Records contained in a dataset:
----
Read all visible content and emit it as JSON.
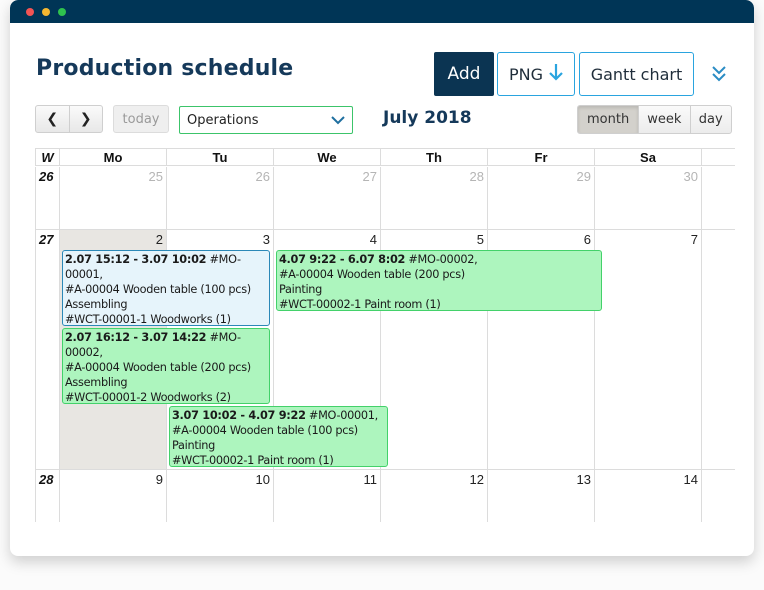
{
  "window": {
    "controls": [
      "close",
      "minimize",
      "maximize"
    ]
  },
  "header": {
    "title": "Production schedule",
    "add_label": "Add",
    "png_label": "PNG",
    "png_icon": "download-arrow-icon",
    "gantt_label": "Gantt chart",
    "more_icon": "double-chevron-down-icon"
  },
  "toolbar": {
    "prev_label": "❮",
    "next_label": "❯",
    "today_label": "today",
    "select_value": "Operations",
    "month_title": "July 2018",
    "views": [
      {
        "label": "month",
        "active": true
      },
      {
        "label": "week",
        "active": false
      },
      {
        "label": "day",
        "active": false
      }
    ]
  },
  "calendar": {
    "week_header": "W",
    "day_headers": [
      "Mo",
      "Tu",
      "We",
      "Th",
      "Fr",
      "Sa",
      ""
    ],
    "weeks": [
      {
        "week": "26",
        "days": [
          {
            "n": "25",
            "other": true
          },
          {
            "n": "26",
            "other": true
          },
          {
            "n": "27",
            "other": true
          },
          {
            "n": "28",
            "other": true
          },
          {
            "n": "29",
            "other": true
          },
          {
            "n": "30",
            "other": true
          },
          {
            "n": "",
            "other": true
          }
        ]
      },
      {
        "week": "27",
        "days": [
          {
            "n": "2",
            "today": true
          },
          {
            "n": "3"
          },
          {
            "n": "4"
          },
          {
            "n": "5"
          },
          {
            "n": "6"
          },
          {
            "n": "7"
          },
          {
            "n": ""
          }
        ]
      },
      {
        "week": "28",
        "days": [
          {
            "n": "9"
          },
          {
            "n": "10"
          },
          {
            "n": "11"
          },
          {
            "n": "12"
          },
          {
            "n": "13"
          },
          {
            "n": "14"
          },
          {
            "n": ""
          }
        ]
      }
    ],
    "events": [
      {
        "time": "2.07 15:12 - 3.07 10:02",
        "order": "#MO-00001,",
        "article": "#A-00004 Wooden table (100 pcs)",
        "operation": "Assembling",
        "workcenter": "#WCT-00001-1 Woodworks (1)",
        "color": "blue"
      },
      {
        "time": "2.07 16:12 - 3.07 14:22",
        "order": "#MO-00002,",
        "article": "#A-00004 Wooden table (200 pcs)",
        "operation": "Assembling",
        "workcenter": "#WCT-00001-2 Woodworks (2)",
        "color": "green"
      },
      {
        "time": "3.07 10:02 - 4.07 9:22",
        "order": "#MO-00001,",
        "article": "#A-00004 Wooden table (100 pcs)",
        "operation": "Painting",
        "workcenter": "#WCT-00002-1 Paint room (1)",
        "color": "green"
      },
      {
        "time": "4.07 9:22 - 6.07 8:02",
        "order": "#MO-00002,",
        "article": "#A-00004 Wooden table (200 pcs)",
        "operation": "Painting",
        "workcenter": "#WCT-00002-1 Paint room (1)",
        "color": "green"
      }
    ]
  },
  "colors": {
    "titlebar": "#003556",
    "brand": "#0b3452",
    "accent": "#2aa4df",
    "event_blue_bg": "#e6f4fb",
    "event_green_bg": "#adf5be",
    "select_border": "#3cc46a"
  }
}
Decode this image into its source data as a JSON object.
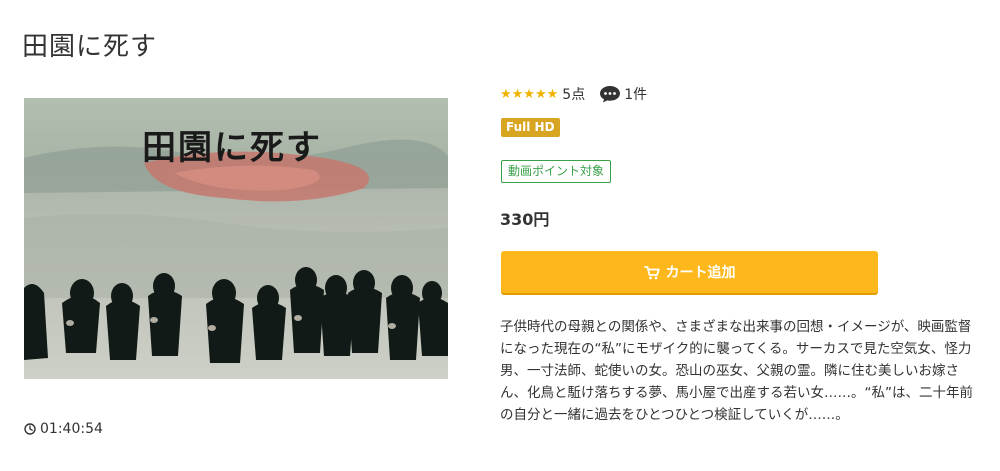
{
  "title": "田園に死す",
  "poster": {
    "overlay_title": "田園に死す"
  },
  "duration": "01:40:54",
  "rating": {
    "stars": "★★★★★",
    "score": "5点",
    "reviews": "1件"
  },
  "badges": {
    "quality": "Full HD",
    "points": "動画ポイント対象"
  },
  "price": "330円",
  "cart_button": "カート追加",
  "description": "子供時代の母親との関係や、さまざまな出来事の回想・イメージが、映画監督になった現在の“私”にモザイク的に襲ってくる。サーカスで見た空気女、怪力男、一寸法師、蛇使いの女。恐山の巫女、父親の霊。隣に住む美しいお嫁さん、化鳥と駈け落ちする夢、馬小屋で出産する若い女……。“私”は、二十年前の自分と一緒に過去をひとつひとつ検証していくが……。",
  "icons": {
    "star": "star-icon",
    "review": "speech-bubble-icon",
    "clock": "clock-icon",
    "cart": "cart-icon"
  },
  "colors": {
    "star": "#f0b400",
    "hd_badge": "#d8a521",
    "points_badge": "#3aa14a",
    "cart_button": "#ffb81c"
  }
}
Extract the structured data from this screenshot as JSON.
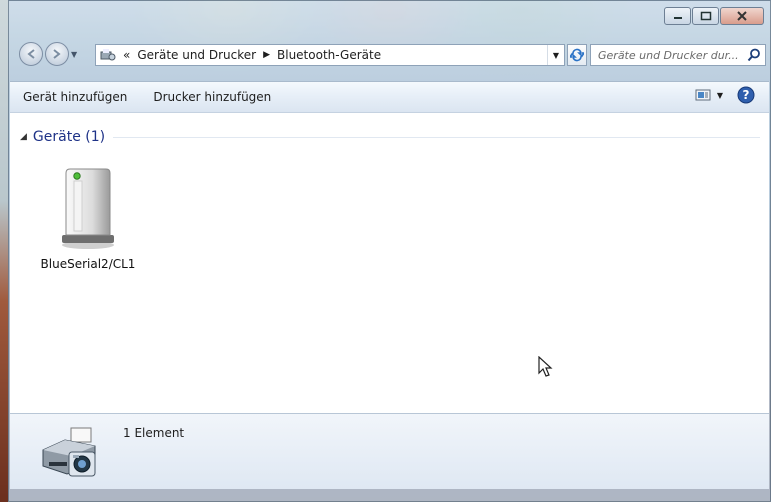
{
  "window": {
    "caption_buttons": [
      "minimize",
      "maximize",
      "close"
    ]
  },
  "address": {
    "overflow": "«",
    "crumbs": [
      "Geräte und Drucker",
      "Bluetooth-Geräte"
    ],
    "search_placeholder": "Geräte und Drucker dur..."
  },
  "toolbar": {
    "add_device": "Gerät hinzufügen",
    "add_printer": "Drucker hinzufügen"
  },
  "group": {
    "title": "Geräte (1)"
  },
  "devices": [
    {
      "label": "BlueSerial2/CL1",
      "icon": "bluetooth-device-tower-icon"
    }
  ],
  "details": {
    "count": "1 Element"
  },
  "colors": {
    "group_header": "#1e3287",
    "toolbar_bg": "#e6eef7",
    "details_bg": "#dfe8f3"
  }
}
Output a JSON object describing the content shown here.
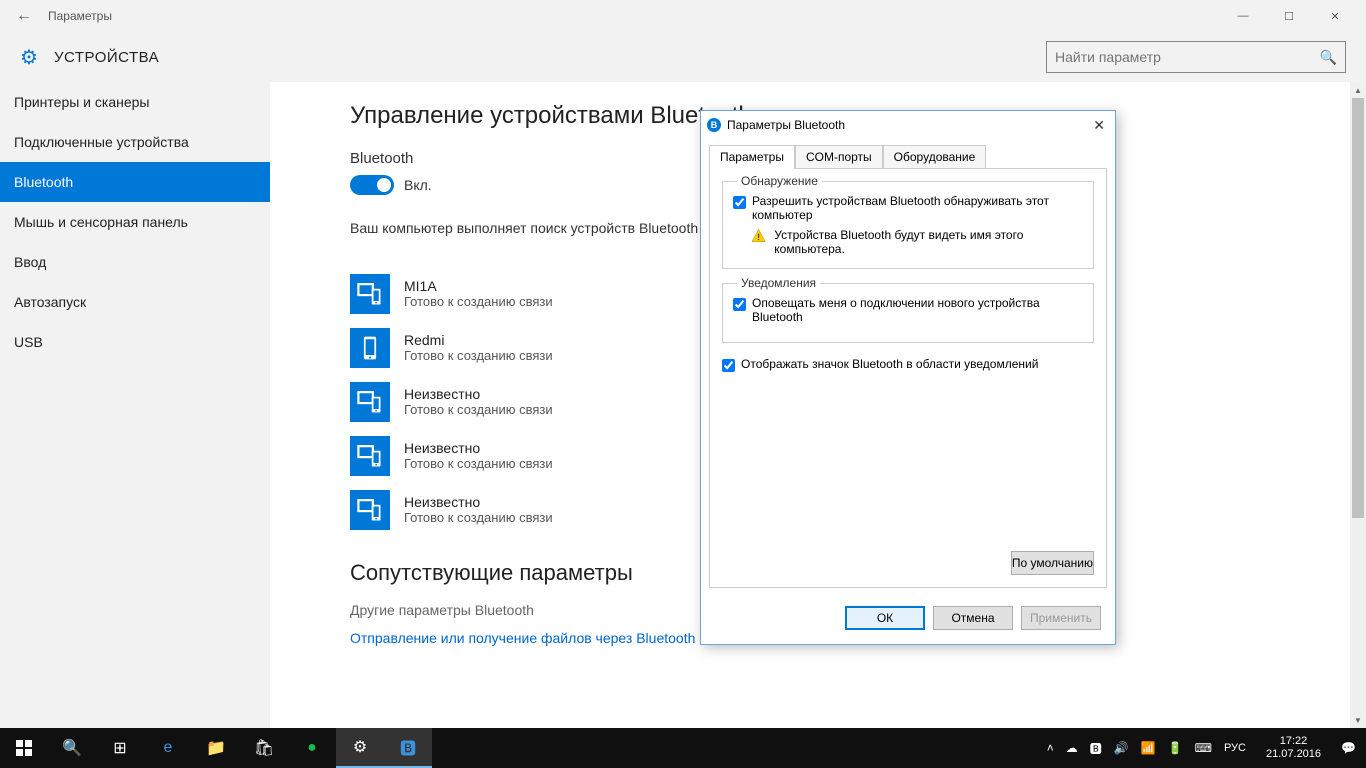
{
  "titlebar": {
    "title": "Параметры"
  },
  "header": {
    "page_title": "УСТРОЙСТВА",
    "search_placeholder": "Найти параметр"
  },
  "sidebar": {
    "items": [
      {
        "label": "Принтеры и сканеры"
      },
      {
        "label": "Подключенные устройства"
      },
      {
        "label": "Bluetooth"
      },
      {
        "label": "Мышь и сенсорная панель"
      },
      {
        "label": "Ввод"
      },
      {
        "label": "Автозапуск"
      },
      {
        "label": "USB"
      }
    ]
  },
  "main": {
    "heading": "Управление устройствами Bluetooth",
    "bt_label": "Bluetooth",
    "toggle_state": "Вкл.",
    "description": "Ваш компьютер выполняет поиск устройств Bluetooth и может быть обнаружен ими.",
    "devices": [
      {
        "name": "MI1A",
        "status": "Готово к созданию связи",
        "type": "multi"
      },
      {
        "name": "Redmi",
        "status": "Готово к созданию связи",
        "type": "phone"
      },
      {
        "name": "Неизвестно",
        "status": "Готово к созданию связи",
        "type": "multi"
      },
      {
        "name": "Неизвестно",
        "status": "Готово к созданию связи",
        "type": "multi"
      },
      {
        "name": "Неизвестно",
        "status": "Готово к созданию связи",
        "type": "multi"
      }
    ],
    "related_heading": "Сопутствующие параметры",
    "related_links": [
      {
        "label": "Другие параметры Bluetooth",
        "blue": false
      },
      {
        "label": "Отправление или получение файлов через Bluetooth",
        "blue": true
      }
    ]
  },
  "dialog": {
    "title": "Параметры Bluetooth",
    "tabs": [
      "Параметры",
      "COM-порты",
      "Оборудование"
    ],
    "group1_title": "Обнаружение",
    "chk1": "Разрешить устройствам Bluetooth обнаруживать этот компьютер",
    "warn": "Устройства Bluetooth будут видеть имя этого компьютера.",
    "group2_title": "Уведомления",
    "chk2": "Оповещать меня о подключении нового устройства Bluetooth",
    "chk3": "Отображать значок Bluetooth в области уведомлений",
    "defaults_btn": "По умолчанию",
    "ok": "ОК",
    "cancel": "Отмена",
    "apply": "Применить"
  },
  "taskbar": {
    "lang": "РУС",
    "time": "17:22",
    "date": "21.07.2016"
  }
}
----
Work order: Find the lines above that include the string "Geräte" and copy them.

Answer to this exercise:
      "Geräte und Drucker",
      "Bluetooth-Geräte"
    "search_placeholder": "Geräte und Drucker dur..."
    "title": "Geräte (1)"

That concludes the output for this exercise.